*TASK GOAL:*
Copy out all lines from the entries below in which "infectious" occurs.

*INPUT RECORDS:*
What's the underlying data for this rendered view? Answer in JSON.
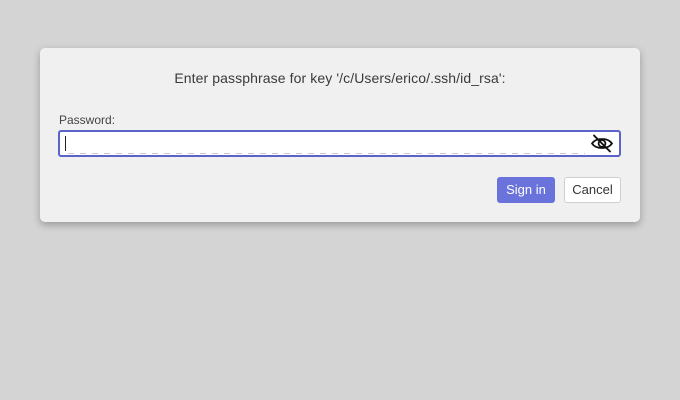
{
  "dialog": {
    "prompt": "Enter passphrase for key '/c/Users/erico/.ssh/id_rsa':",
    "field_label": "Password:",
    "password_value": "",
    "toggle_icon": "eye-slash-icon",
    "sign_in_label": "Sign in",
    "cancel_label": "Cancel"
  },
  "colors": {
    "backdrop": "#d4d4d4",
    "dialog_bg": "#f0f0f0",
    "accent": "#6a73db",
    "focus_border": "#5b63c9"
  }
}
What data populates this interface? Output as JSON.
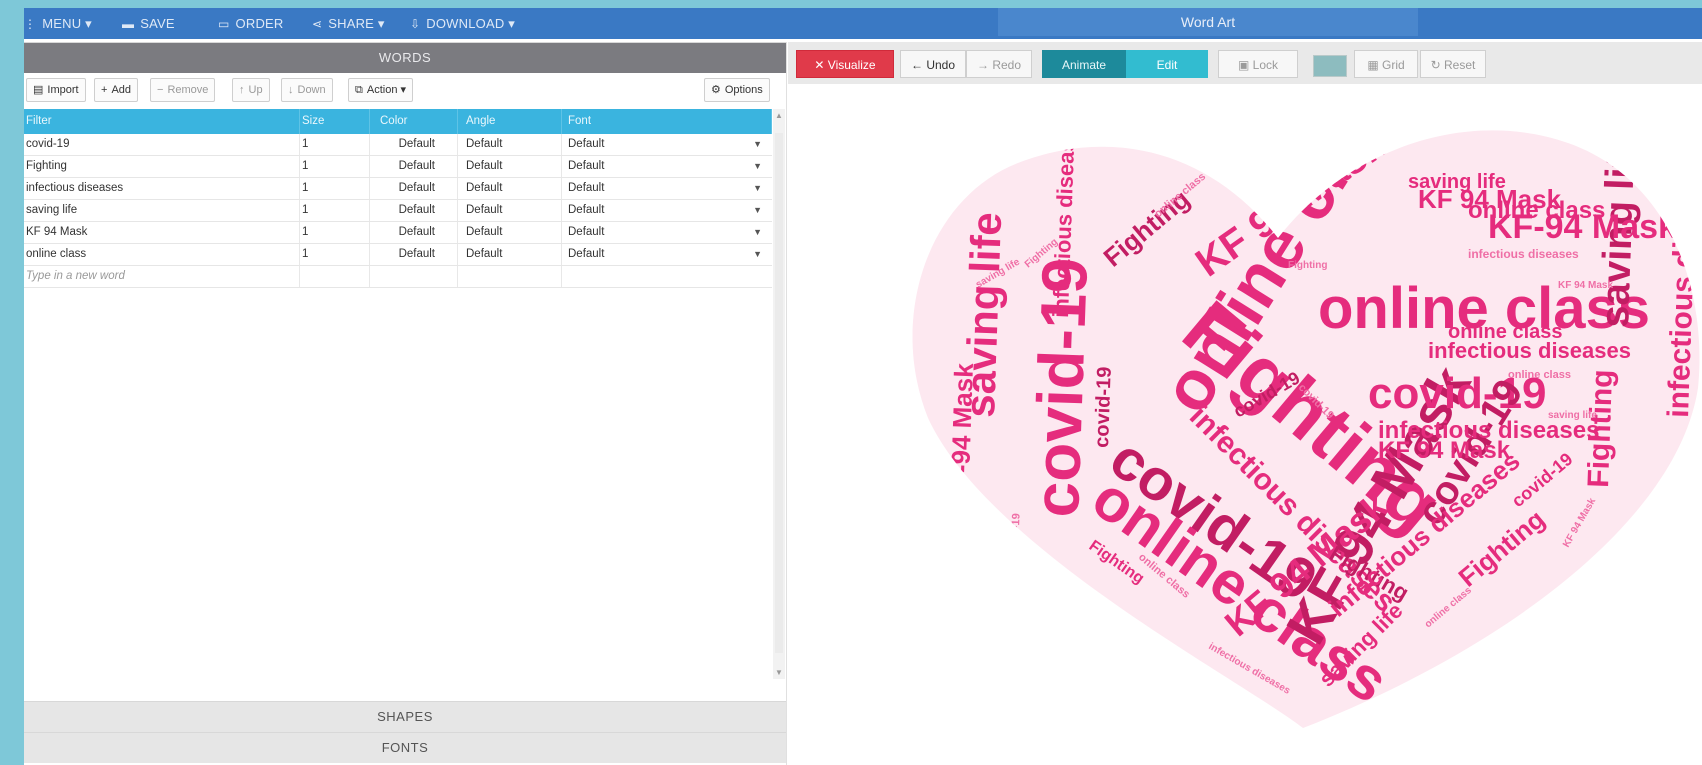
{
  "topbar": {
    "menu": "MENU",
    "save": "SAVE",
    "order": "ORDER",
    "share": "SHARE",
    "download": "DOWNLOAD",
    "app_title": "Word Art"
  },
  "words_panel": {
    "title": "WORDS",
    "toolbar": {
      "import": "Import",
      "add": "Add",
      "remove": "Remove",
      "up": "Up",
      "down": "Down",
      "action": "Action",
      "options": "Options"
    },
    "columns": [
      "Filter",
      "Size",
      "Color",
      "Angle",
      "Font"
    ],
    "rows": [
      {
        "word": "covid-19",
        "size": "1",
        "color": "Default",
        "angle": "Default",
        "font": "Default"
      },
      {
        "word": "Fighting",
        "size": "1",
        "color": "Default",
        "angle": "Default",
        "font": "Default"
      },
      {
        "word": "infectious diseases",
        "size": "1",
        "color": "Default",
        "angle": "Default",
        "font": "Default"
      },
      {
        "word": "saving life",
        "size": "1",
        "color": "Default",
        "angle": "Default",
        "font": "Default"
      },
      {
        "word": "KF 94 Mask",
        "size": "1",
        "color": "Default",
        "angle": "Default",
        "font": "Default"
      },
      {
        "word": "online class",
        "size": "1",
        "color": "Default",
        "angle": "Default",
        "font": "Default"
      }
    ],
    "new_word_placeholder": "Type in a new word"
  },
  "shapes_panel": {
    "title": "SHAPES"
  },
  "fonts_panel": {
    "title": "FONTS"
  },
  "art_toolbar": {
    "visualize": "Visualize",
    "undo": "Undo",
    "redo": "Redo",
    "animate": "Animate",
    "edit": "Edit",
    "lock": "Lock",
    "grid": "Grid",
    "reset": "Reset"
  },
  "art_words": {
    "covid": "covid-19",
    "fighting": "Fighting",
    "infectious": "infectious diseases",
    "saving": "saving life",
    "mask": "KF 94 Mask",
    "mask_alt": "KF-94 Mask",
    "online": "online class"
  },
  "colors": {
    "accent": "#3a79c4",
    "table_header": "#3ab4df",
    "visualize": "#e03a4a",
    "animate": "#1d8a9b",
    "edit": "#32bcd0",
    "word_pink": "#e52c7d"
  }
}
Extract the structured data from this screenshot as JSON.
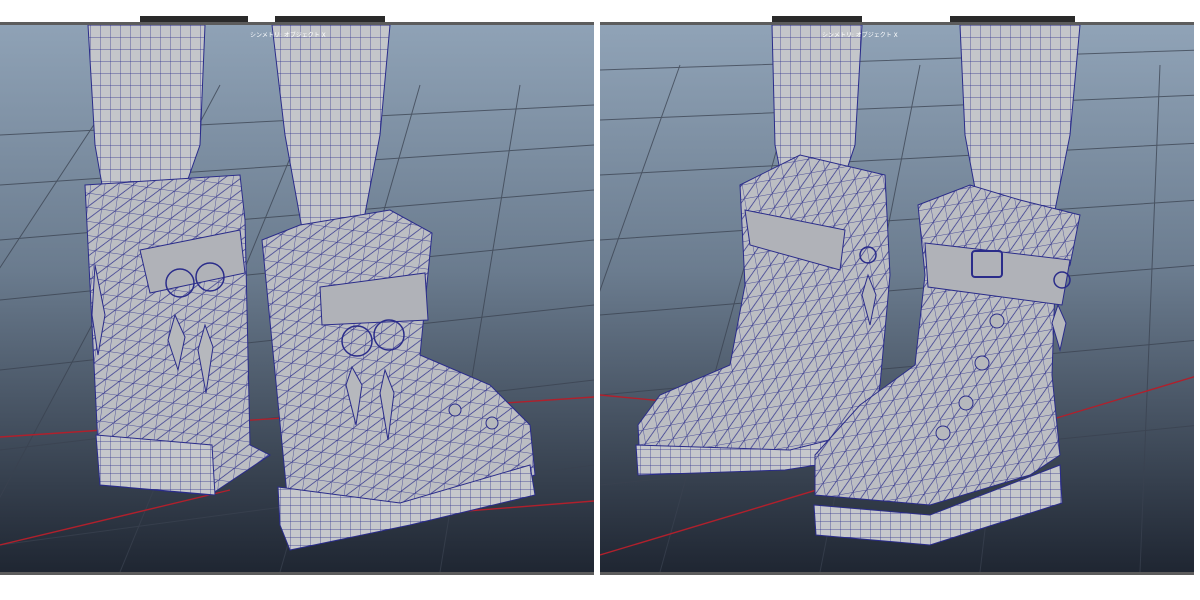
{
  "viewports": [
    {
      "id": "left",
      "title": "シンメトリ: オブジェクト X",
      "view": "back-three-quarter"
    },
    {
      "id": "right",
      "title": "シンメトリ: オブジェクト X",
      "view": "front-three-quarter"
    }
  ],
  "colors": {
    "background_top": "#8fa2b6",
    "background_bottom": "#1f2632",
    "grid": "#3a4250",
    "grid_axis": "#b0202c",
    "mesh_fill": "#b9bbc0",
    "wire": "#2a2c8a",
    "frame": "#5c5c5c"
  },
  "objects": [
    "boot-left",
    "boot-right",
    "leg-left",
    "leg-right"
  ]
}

*WRITTEN RESPONSE:*
        "word": "infectious diseases",
    "infectious": "infectious diseases",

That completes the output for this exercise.